> Input data:
=== Section Start ===

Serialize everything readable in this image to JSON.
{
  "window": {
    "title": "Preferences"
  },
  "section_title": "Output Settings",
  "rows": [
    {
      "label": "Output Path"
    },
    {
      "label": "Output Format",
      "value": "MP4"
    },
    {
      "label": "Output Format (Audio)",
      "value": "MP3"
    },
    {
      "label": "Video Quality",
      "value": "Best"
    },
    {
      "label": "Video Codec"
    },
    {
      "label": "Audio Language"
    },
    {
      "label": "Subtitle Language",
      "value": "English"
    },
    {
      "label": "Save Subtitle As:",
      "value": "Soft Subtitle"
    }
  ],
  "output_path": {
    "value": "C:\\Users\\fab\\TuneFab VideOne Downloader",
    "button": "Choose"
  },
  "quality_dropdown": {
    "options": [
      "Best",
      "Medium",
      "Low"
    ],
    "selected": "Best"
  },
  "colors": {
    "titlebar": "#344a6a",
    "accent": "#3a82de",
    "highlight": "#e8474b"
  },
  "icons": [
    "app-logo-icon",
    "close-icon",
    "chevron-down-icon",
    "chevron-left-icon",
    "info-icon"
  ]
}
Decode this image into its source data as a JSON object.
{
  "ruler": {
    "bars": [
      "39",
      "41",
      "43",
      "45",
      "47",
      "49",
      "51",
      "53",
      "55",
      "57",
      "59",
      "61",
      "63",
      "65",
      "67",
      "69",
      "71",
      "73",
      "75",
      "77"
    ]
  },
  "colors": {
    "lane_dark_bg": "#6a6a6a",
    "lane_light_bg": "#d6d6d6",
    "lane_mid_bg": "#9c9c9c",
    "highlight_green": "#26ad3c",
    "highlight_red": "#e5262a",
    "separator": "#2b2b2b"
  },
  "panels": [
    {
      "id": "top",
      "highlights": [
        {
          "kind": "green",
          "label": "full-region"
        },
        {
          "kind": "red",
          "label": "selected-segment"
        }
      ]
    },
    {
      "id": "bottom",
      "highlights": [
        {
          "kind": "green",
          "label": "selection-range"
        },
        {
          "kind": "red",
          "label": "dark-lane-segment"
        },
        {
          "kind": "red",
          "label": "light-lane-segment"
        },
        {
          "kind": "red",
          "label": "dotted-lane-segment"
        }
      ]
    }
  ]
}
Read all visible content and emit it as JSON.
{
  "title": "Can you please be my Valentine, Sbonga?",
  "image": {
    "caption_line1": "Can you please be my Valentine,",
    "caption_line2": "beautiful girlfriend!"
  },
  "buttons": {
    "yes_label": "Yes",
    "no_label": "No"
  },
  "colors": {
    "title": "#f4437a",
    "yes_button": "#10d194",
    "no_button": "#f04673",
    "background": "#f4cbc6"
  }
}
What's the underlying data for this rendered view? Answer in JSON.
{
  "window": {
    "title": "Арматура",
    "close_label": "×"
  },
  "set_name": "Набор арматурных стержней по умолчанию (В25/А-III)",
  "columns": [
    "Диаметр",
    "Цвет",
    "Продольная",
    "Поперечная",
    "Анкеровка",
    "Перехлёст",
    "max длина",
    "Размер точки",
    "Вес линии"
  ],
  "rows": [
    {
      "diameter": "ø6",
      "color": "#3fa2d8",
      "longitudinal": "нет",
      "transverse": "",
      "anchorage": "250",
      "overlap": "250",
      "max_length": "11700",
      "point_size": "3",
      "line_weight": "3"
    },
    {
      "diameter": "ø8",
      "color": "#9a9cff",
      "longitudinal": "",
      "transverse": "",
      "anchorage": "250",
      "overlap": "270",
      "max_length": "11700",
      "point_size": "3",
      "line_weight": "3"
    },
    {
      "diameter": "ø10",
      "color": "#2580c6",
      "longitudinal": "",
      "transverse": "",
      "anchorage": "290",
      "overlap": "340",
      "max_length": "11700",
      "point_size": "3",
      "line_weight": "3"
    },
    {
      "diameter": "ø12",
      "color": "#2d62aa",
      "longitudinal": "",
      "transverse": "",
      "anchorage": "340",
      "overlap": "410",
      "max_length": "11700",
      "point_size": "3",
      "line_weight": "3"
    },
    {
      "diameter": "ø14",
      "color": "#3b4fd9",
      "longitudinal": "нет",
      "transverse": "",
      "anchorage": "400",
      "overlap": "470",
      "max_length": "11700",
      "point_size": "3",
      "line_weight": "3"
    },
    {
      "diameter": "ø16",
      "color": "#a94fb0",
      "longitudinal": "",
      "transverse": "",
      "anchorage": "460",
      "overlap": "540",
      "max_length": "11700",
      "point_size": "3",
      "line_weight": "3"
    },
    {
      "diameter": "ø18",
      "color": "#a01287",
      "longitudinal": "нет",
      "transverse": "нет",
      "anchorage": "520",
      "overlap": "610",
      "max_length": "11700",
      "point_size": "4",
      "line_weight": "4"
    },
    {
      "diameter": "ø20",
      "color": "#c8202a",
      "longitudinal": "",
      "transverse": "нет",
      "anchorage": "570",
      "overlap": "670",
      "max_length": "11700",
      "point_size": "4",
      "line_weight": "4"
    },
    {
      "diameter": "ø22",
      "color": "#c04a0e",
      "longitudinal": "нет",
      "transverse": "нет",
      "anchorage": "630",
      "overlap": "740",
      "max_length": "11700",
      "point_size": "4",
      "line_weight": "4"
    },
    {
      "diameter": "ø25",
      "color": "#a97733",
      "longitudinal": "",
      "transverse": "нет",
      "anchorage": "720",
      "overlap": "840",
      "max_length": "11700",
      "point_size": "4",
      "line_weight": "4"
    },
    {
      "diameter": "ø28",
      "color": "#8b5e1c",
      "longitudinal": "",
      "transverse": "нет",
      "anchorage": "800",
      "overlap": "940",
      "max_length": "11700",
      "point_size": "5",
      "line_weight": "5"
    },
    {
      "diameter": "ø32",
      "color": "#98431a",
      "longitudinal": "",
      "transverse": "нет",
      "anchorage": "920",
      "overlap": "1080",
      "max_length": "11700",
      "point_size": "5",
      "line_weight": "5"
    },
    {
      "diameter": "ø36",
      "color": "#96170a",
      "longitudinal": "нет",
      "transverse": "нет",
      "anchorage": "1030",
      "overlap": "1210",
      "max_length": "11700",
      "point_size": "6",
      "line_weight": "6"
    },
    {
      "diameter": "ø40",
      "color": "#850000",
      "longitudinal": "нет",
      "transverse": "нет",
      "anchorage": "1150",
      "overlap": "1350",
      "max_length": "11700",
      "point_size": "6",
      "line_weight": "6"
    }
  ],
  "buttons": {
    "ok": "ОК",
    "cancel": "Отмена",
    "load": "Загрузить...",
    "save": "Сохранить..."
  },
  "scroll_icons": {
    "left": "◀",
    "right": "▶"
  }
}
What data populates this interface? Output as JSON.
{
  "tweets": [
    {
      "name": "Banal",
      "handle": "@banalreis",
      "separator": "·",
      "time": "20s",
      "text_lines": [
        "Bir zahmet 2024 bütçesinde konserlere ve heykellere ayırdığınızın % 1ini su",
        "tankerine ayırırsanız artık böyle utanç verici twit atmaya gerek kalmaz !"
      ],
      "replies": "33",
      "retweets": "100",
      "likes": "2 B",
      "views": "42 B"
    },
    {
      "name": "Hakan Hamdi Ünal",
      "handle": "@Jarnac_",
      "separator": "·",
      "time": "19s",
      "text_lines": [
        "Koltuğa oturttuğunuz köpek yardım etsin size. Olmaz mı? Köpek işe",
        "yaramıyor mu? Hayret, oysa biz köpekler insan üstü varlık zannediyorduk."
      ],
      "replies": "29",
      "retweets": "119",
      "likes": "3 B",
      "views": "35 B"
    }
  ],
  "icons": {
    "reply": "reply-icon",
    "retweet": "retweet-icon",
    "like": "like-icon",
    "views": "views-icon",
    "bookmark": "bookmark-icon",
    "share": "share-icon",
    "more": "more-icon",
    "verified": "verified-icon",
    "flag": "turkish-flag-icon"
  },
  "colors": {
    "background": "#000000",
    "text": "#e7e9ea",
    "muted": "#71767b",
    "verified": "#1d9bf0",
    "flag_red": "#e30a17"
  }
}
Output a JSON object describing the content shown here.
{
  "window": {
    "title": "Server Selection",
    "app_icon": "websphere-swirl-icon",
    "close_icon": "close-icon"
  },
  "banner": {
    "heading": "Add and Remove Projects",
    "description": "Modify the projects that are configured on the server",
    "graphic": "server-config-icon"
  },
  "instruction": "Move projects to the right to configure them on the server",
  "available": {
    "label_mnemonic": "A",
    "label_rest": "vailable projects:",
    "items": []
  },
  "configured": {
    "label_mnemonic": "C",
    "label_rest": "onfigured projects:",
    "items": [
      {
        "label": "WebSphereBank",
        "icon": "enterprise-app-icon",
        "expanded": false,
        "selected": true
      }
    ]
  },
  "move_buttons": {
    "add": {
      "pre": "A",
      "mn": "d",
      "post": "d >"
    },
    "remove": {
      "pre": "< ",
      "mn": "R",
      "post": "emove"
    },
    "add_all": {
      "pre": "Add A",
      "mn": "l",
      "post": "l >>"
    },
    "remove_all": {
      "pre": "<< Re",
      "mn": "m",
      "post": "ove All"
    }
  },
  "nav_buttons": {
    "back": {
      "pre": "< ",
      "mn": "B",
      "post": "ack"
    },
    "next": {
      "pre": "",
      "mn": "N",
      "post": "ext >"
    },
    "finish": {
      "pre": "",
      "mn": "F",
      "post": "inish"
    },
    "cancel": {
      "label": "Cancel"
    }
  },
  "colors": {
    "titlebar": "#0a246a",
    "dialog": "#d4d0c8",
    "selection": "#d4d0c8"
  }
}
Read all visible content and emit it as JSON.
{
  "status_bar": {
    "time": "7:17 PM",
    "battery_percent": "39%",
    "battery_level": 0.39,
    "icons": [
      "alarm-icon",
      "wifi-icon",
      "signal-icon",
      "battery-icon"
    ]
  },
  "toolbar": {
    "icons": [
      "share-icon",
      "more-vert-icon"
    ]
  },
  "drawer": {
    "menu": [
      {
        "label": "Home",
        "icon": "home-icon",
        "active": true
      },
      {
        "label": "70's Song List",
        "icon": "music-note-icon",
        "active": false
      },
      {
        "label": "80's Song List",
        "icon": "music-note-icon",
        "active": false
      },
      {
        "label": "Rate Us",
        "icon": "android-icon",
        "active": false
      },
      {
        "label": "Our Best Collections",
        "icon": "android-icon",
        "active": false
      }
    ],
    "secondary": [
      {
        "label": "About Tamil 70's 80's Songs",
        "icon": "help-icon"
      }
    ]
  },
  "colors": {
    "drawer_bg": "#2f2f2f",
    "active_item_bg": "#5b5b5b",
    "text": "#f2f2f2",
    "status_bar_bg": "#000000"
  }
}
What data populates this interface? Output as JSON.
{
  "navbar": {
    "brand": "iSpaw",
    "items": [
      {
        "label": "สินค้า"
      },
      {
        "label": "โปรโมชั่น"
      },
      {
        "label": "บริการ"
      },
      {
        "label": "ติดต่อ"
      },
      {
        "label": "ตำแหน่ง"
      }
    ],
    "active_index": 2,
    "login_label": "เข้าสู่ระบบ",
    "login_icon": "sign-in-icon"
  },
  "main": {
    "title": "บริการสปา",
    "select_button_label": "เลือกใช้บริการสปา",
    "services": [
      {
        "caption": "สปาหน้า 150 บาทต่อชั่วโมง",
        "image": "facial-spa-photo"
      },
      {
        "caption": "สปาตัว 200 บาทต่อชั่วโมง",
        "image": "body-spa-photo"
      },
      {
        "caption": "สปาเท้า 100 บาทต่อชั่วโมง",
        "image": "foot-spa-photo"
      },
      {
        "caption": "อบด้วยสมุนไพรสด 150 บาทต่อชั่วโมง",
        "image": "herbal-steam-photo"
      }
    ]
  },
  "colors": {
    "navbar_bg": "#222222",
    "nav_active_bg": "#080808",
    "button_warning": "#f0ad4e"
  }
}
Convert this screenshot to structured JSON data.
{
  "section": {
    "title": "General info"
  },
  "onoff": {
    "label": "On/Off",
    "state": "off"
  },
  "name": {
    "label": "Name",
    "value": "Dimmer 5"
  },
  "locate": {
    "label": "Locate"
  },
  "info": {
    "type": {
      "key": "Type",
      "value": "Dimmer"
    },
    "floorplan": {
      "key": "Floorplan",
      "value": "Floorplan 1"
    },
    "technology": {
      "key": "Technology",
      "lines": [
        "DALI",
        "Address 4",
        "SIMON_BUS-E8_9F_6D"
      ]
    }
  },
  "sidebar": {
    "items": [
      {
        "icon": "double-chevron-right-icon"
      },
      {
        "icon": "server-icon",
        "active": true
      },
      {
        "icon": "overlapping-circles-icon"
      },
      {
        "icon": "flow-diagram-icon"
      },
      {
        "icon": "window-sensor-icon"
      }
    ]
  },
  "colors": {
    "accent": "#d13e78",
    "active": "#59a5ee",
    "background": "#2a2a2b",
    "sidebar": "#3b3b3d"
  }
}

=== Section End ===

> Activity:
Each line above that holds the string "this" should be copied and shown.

> Solution to the problem:
Serialize everything readable in this image to JSON.
Decode this image into its source data as a JSON object.
What's the underlying data for this rendered view? Answer in JSON.
What data populates this interface? Output as JSON.
What data populates this interface? Output as JSON.
Convert this screenshot to structured JSON data.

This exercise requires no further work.